I read a lot of Canadian history, and I think more people should join me. Do you feel like we have no industrial capacity, bad public infrastructure, a primary-sector economy that’s far too vulnerable to world price shocks, and a very distant federal government that doesn’t care about any of that? The NDP would agree with you! These are all the same issues that our party was built to address. For the last 80 years, we haven’t changed our line: compassion and co-operation are the only real solution for the prairies.

What is the biggest issue facing your party’s chance at success?
Trudeau is terrified of the NDP, because he knows we have a record of actually delivering on our promises in government. If the federal election was just between the Conservatives and the NDP, then Canadians would have a real choice, and Trudeau would be out of a job. So the Liberals will do anything during a campaign to sound like they care about regular people.

How will you engage and encourage young voters to participate in this election?
As a youth candidate, some things have come naturally. We have the best Twitter engagement out of any campaign in Saskatchewan, period. And we started a collectible button program that’s been an overwhelming success, raising more than a thousand dollars in small donations online. I’ve been really happy about the number of first-time donors and first-time volunteers we’ve reached this year.

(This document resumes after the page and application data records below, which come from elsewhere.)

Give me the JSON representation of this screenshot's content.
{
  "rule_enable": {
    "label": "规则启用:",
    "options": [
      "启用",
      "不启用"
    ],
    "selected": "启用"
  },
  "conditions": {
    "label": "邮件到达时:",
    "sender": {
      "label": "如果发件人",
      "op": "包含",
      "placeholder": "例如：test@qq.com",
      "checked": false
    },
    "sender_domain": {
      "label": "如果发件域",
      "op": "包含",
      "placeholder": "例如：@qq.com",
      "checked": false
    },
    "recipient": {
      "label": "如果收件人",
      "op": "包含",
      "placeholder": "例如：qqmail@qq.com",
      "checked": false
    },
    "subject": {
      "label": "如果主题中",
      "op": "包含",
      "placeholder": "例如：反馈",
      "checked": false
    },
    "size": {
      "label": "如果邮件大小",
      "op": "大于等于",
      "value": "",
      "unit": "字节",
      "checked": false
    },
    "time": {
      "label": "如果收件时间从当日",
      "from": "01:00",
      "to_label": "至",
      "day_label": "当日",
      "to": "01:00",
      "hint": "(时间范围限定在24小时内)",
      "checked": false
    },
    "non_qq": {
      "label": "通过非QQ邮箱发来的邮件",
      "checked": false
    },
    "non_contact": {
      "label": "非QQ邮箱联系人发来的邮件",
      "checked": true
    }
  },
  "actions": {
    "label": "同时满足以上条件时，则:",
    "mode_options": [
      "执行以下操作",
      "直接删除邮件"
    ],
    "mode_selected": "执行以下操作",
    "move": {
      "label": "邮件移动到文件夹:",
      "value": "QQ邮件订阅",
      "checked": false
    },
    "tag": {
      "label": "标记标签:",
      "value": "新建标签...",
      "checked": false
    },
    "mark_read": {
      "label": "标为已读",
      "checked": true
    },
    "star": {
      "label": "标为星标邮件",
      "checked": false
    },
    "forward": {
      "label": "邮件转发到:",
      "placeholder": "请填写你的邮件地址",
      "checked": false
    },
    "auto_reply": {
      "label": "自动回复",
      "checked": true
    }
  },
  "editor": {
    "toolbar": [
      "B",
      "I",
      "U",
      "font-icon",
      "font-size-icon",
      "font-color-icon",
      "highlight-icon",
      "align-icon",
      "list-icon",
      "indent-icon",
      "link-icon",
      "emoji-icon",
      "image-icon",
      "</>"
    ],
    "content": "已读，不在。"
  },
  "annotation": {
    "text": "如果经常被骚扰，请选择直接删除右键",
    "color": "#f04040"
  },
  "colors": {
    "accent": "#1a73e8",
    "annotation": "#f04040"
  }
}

What is your party’s leader’s biggest flaw?
I mean, as a political analyst, I have to say that Jagmeet has really turned around what looked like a shaky early performance as party leader. That shows up in public opinion polling, and the way that local people talk. He has become much better-spoken, and really matured in the role. But now he needs to help us get more than zero NDP members elected in Saskatchewan!

Once elected, your job is to represent your entire riding. How do you plan on representing individuals who didn’t vote for you?
I’m a rural NDP candidate - I can promise that I’ve talked to a lot of them. I find that no matter how much we disagree on policy, we still have a shared past, and a common interest in our region’s future. That’s two-thirds, which is not a bad place to start.

What informs your political stance? What books, publications, relationships or experiences?
I inherited an Economist subscription from my great-uncle, a longtime NDP man and civil servant. Without an informed worldwide view, we’ll struggle to figure out what’s right for Canada. I’ve also been affected by unexpected windfalls in my business life - as well as unexpected deaths, when losing my dad young took me off dental insurance. It’s very hard for me to believe that people get rewarded exactly in proportion to how hard they work. If we don’t co-operate to blunt life’s ups and downs, we’ll squander the good years and be ruined in the bad ones.

What local project or service would you advocate for more federal spending?
Saskatchewan’s native prairie has tremendous ecological value - in fact, it stores more carbon than the province’s boreal forest does. (1 square meter of prairie has 500 miles of roots.) A serious environmental program for Canada needs to put a dollar value on this local treasure, paying producers for the restoration and drought resilience work that many of them are already covering out-of-pocket. Combined with the research already being done at Grasslands National Park, we can create a world-class carbon capture program that rewards landowners with direct cash payouts.

What is something people don’t know about you?
Have you noticed that I like historical trivia? It’s because I was a Reach for the Top national finalist in high school!